═════ Data ═════

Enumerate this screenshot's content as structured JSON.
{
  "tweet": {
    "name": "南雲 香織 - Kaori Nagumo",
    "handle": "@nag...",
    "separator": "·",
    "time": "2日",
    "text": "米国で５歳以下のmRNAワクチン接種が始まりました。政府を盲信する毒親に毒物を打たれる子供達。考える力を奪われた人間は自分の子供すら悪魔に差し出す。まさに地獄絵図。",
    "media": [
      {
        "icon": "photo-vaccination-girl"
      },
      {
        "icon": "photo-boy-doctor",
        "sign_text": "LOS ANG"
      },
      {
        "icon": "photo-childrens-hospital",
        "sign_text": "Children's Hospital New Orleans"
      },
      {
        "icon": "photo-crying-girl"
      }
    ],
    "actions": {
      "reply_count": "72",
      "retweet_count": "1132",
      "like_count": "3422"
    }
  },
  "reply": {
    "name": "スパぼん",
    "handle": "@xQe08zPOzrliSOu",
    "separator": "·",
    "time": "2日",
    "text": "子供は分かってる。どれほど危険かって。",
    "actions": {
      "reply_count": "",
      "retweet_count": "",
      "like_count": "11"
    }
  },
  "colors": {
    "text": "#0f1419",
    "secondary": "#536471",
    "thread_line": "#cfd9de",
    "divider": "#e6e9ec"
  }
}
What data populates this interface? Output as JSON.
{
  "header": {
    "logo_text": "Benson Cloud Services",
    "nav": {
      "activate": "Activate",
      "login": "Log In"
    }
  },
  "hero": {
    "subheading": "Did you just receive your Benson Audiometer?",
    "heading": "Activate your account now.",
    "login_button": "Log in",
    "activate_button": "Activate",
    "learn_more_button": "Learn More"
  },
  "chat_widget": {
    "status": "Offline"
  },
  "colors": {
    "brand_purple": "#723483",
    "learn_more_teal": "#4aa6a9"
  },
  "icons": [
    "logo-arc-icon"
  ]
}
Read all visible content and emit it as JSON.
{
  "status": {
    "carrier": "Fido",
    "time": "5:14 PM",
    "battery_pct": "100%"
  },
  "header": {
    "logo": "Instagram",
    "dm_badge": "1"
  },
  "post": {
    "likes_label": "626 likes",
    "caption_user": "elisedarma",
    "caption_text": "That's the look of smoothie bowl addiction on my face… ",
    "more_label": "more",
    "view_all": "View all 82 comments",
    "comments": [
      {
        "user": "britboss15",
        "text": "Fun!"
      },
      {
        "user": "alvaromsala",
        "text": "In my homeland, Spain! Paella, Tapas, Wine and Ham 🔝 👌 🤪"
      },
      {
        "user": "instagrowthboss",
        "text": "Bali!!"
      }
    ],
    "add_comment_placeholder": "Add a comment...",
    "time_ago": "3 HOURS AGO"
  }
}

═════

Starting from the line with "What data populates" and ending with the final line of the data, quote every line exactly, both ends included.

### Exercise answer
What data populates this interface? Output as JSON.
{
  "header": {
    "logo_text": "Benson Cloud Services",
    "nav": {
      "activate": "Activate",
      "login": "Log In"
    }
  },
  "hero": {
    "subheading": "Did you just receive your Benson Audiometer?",
    "heading": "Activate your account now.",
    "login_button": "Log in",
    "activate_button": "Activate",
    "learn_more_button": "Learn More"
  },
  "chat_widget": {
    "status": "Offline"
  },
  "colors": {
    "brand_purple": "#723483",
    "learn_more_teal": "#4aa6a9"
  },
  "icons": [
    "logo-arc-icon"
  ]
}
Read all visible content and emit it as JSON.
{
  "status": {
    "carrier": "Fido",
    "time": "5:14 PM",
    "battery_pct": "100%"
  },
  "header": {
    "logo": "Instagram",
    "dm_badge": "1"
  },
  "post": {
    "likes_label": "626 likes",
    "caption_user": "elisedarma",
    "caption_text": "That's the look of smoothie bowl addiction on my face… ",
    "more_label": "more",
    "view_all": "View all 82 comments",
    "comments": [
      {
        "user": "britboss15",
        "text": "Fun!"
      },
      {
        "user": "alvaromsala",
        "text": "In my homeland, Spain! Paella, Tapas, Wine and Ham 🔝 👌 🤪"
      },
      {
        "user": "instagrowthboss",
        "text": "Bali!!"
      }
    ],
    "add_comment_placeholder": "Add a comment...",
    "time_ago": "3 HOURS AGO"
  }
}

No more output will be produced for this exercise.